"That's a good idea, Victoria. Just fill the little foot-tub with hot water, and bring it right in here."

Victoria hurries off to get the bath, and the Professor, seized with a new idea for the explanation of the mystery, goes to his study to search his dictionary for "daykumboa" in some dead or living language.

The foot-tub is brought, and the aunts proceed to undress his Highness, whereat he waxes wroth. They persist; there is a frightful howl, a struggle, and the tub of hot water is very vigorously overturned among the photographs, scissors, and eatables that strew the floor. The Professor, in alarm, comes tearing in, a book in each hand. At that moment a patter as of small feet is heard in the hall, and a little figure with flying golden locks darts into the room.

Ralph rushes into her arms in a kind of ecstasy, crying, "Oh, daykumboa! daykumboa!"

"What is it that Ralph is saying, Daisy?" eagerly asks Miss Helena, in the lull that follows. "He has been wanting daykumboa all the afternoon."

"He says, 'Daisy come back,'" answers the little girl. "That's what you wanted—wasn't it, Ralphie?"

"Es, me ont daykumboa," assents his Highness.

The Professor regards his niece with humble admiration not unmixed with awe, and retires to his study to lay his dictionaries by. Victoria rolls her eyes ceilingward, and says, "Well, I declar'!" then falls to work picking up the ruins of their various offerings, and the two ladies turn to help her after a little silent astonishment.

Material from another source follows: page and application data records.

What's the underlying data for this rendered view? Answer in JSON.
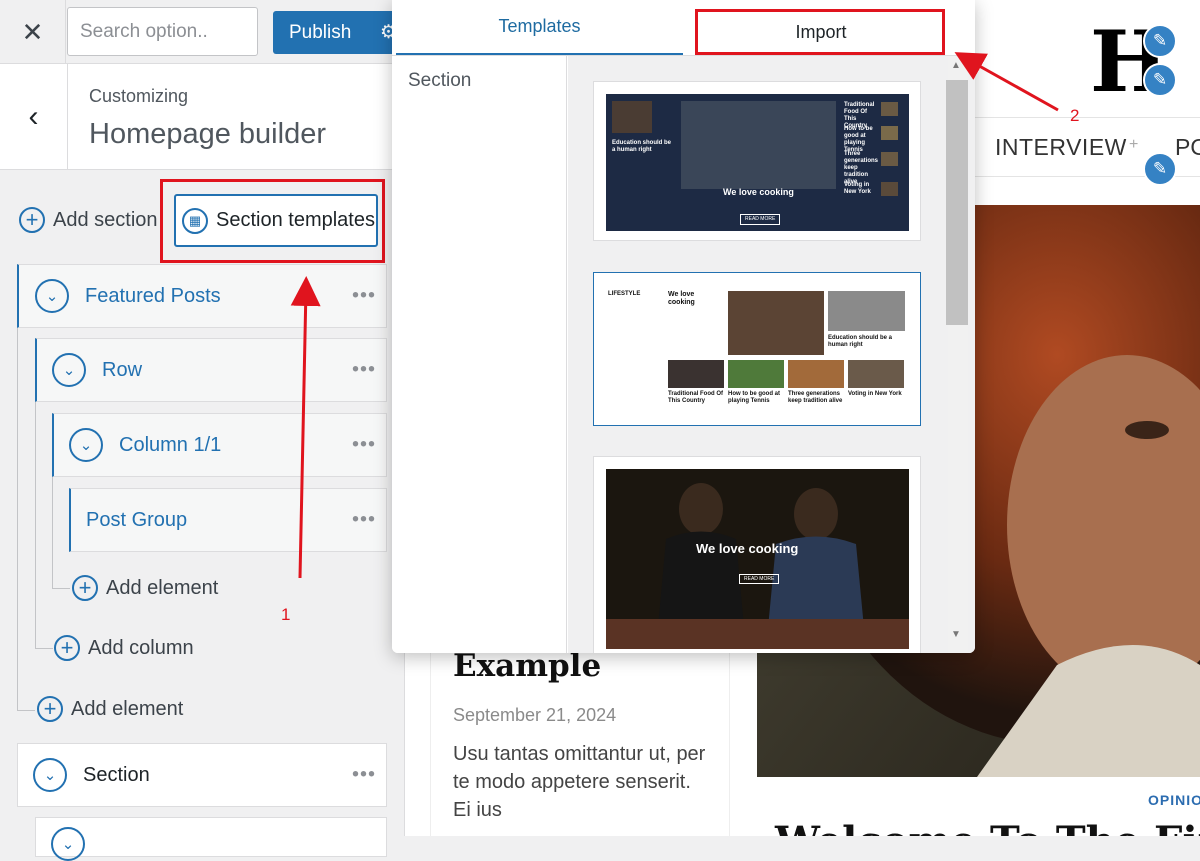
{
  "topbar": {
    "close_label": "✕",
    "search_placeholder": "Search option..",
    "publish_label": "Publish",
    "gear_label": "⚙"
  },
  "header": {
    "back_label": "‹",
    "subtitle": "Customizing",
    "title": "Homepage builder"
  },
  "actions": {
    "add_section": "Add section",
    "section_templates": "Section templates"
  },
  "tree": {
    "featured_posts": "Featured Posts",
    "row": "Row",
    "column": "Column 1/1",
    "post_group": "Post Group",
    "add_element_inner": "Add element",
    "add_column": "Add column",
    "add_element_outer": "Add element",
    "section": "Section",
    "more_label": "•••"
  },
  "popup": {
    "tab_templates": "Templates",
    "tab_import": "Import",
    "category": "Section",
    "templates": [
      {
        "heading": "We love cooking",
        "side_title": "Education should be a human right",
        "list": [
          "Traditional Food Of This Country",
          "How to be good at playing Tennis",
          "Three generations keep tradition alive",
          "Voting in New York"
        ],
        "button": "READ MORE"
      },
      {
        "label": "LIFESTYLE",
        "heading": "We love cooking",
        "side_title": "Education should be a human right",
        "captions": [
          "Traditional Food Of This Country",
          "How to be good at playing Tennis",
          "Three generations keep tradition alive",
          "Voting in New York"
        ]
      },
      {
        "heading": "We love cooking",
        "button": "READ MORE"
      }
    ]
  },
  "preview": {
    "logo": "H",
    "nav_interview": "INTERVIEW",
    "nav_plus": "+",
    "nav_next": "PO",
    "article_title": "Example",
    "article_date": "September 21, 2024",
    "article_excerpt": "Usu tantas omittantur ut, per te modo appetere senserit. Ei ius",
    "category": "OPINIO",
    "bottom_title": "Welcome To The Fir"
  },
  "annotations": {
    "label_1": "1",
    "label_2": "2"
  },
  "colors": {
    "accent": "#2271b1",
    "annotation_red": "#e0141e",
    "template_navy": "#1d2a44"
  }
}
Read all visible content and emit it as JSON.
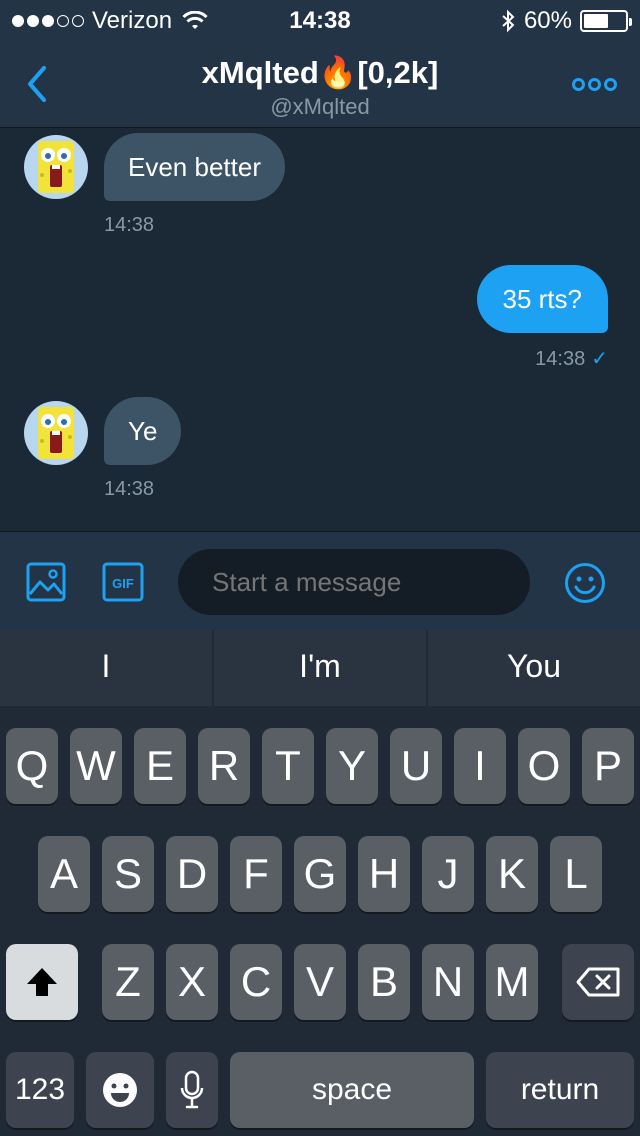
{
  "status": {
    "carrier": "Verizon",
    "time": "14:38",
    "battery": "60%",
    "battery_level": 0.6
  },
  "header": {
    "title": "xMqlted🔥[0,2k]",
    "handle": "@xMqlted"
  },
  "messages": [
    {
      "direction": "in",
      "text": "Even better",
      "time": "14:38"
    },
    {
      "direction": "out",
      "text": "35 rts?",
      "time": "14:38",
      "read_mark": "✓"
    },
    {
      "direction": "in",
      "text": "Ye",
      "time": "14:38"
    }
  ],
  "composer": {
    "placeholder": "Start a message",
    "gif_label": "GIF"
  },
  "keyboard": {
    "suggestions": [
      "I",
      "I'm",
      "You"
    ],
    "row1": [
      "Q",
      "W",
      "E",
      "R",
      "T",
      "Y",
      "U",
      "I",
      "O",
      "P"
    ],
    "row2": [
      "A",
      "S",
      "D",
      "F",
      "G",
      "H",
      "J",
      "K",
      "L"
    ],
    "row3": [
      "Z",
      "X",
      "C",
      "V",
      "B",
      "N",
      "M"
    ],
    "numbers_label": "123",
    "space_label": "space",
    "return_label": "return"
  },
  "colors": {
    "accent": "#1da1f2",
    "background": "#1b2836",
    "bubble_in": "#3d5466"
  }
}
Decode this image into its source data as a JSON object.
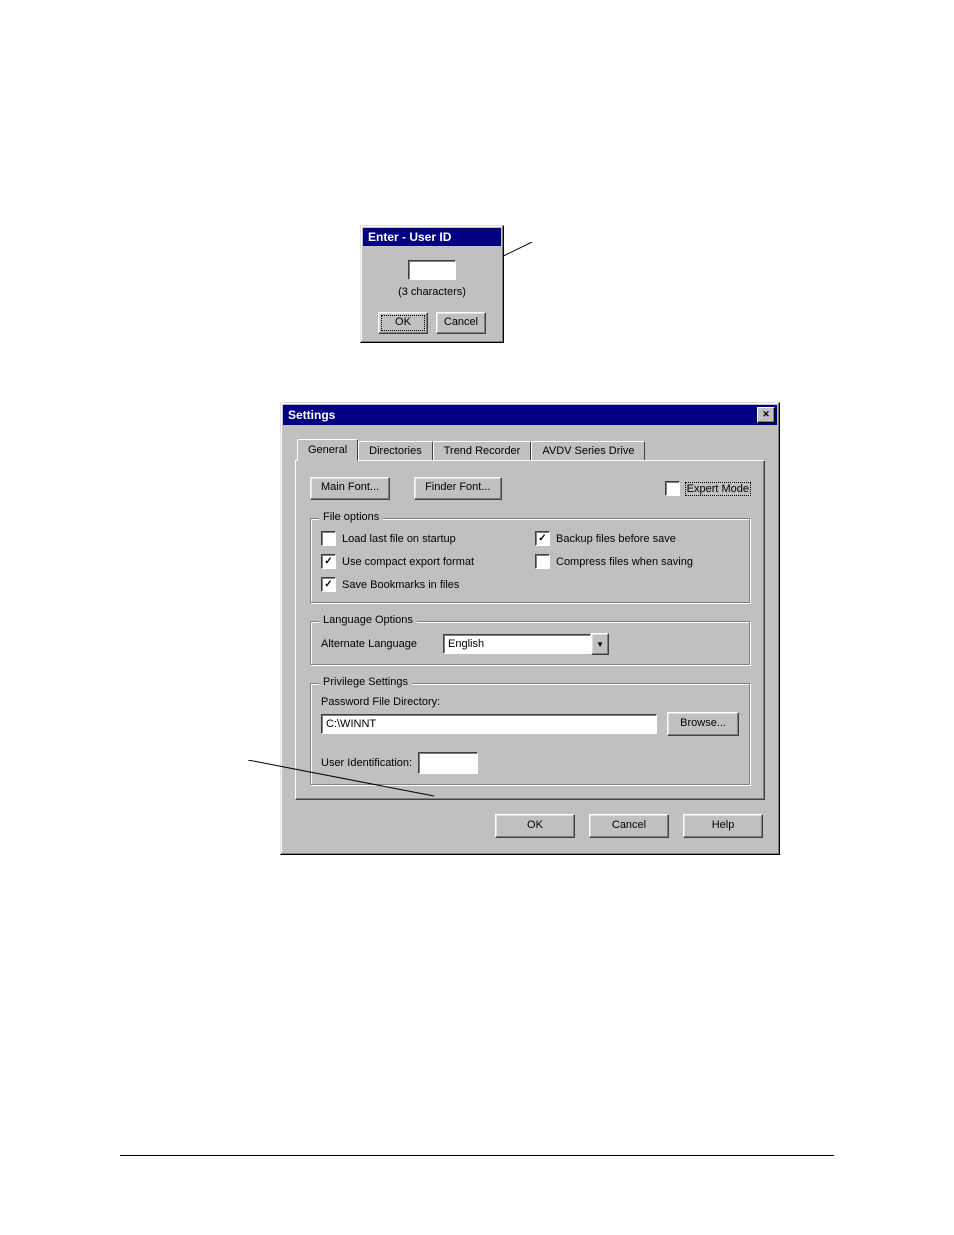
{
  "uid_dialog": {
    "title": "Enter - User ID",
    "hint": "(3 characters)",
    "ok": "OK",
    "cancel": "Cancel"
  },
  "settings": {
    "title": "Settings",
    "close_glyph": "✕",
    "tabs": {
      "general": "General",
      "directories": "Directories",
      "trend": "Trend Recorder",
      "avdv": "AVDV Series Drive"
    },
    "general": {
      "main_font_btn": "Main Font...",
      "finder_font_btn": "Finder Font...",
      "expert_mode": "Expert Mode",
      "file_options": {
        "legend": "File options",
        "load_last": "Load last file on startup",
        "backup": "Backup files before save",
        "compact_export": "Use compact export format",
        "compress": "Compress files when saving",
        "save_bookmarks": "Save Bookmarks in files"
      },
      "language_options": {
        "legend": "Language Options",
        "alt_lang_label": "Alternate Language",
        "alt_lang_value": "English"
      },
      "privilege": {
        "legend": "Privilege Settings",
        "pwd_dir_label": "Password File Directory:",
        "pwd_dir_value": "C:\\WINNT",
        "browse": "Browse...",
        "user_id_label": "User Identification:"
      }
    },
    "buttons": {
      "ok": "OK",
      "cancel": "Cancel",
      "help": "Help"
    }
  },
  "icons": {
    "dropdown": "▼",
    "check": "✓"
  }
}
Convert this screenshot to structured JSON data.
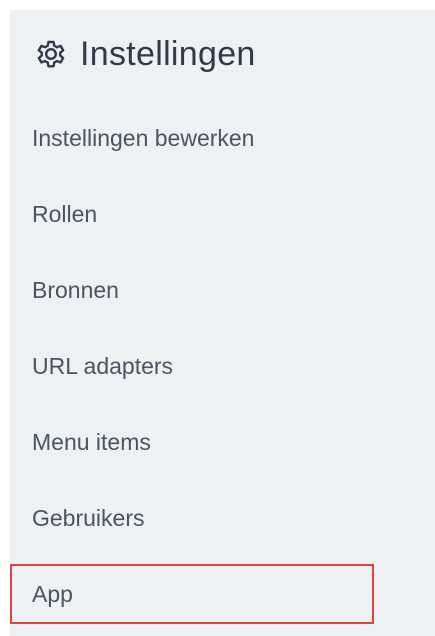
{
  "header": {
    "title": "Instellingen",
    "icon": "gear-icon"
  },
  "menu": {
    "items": [
      {
        "label": "Instellingen bewerken"
      },
      {
        "label": "Rollen"
      },
      {
        "label": "Bronnen"
      },
      {
        "label": "URL adapters"
      },
      {
        "label": "Menu items"
      },
      {
        "label": "Gebruikers"
      },
      {
        "label": "App",
        "highlighted": true
      }
    ]
  },
  "colors": {
    "panel_background": "#edf1f4",
    "text": "#4a5562",
    "heading": "#2f3b4a",
    "highlight_border": "#e0443d"
  }
}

Ten minutes after, his Highness is seen in the garden pouring sand down his sister's neck, and sternly ordering her to "fit 'till," when she objects, in a tone that makes his aunts wonder if this can be the same boy who spent the greater part of two hours in wailing, "Ont daykumboa."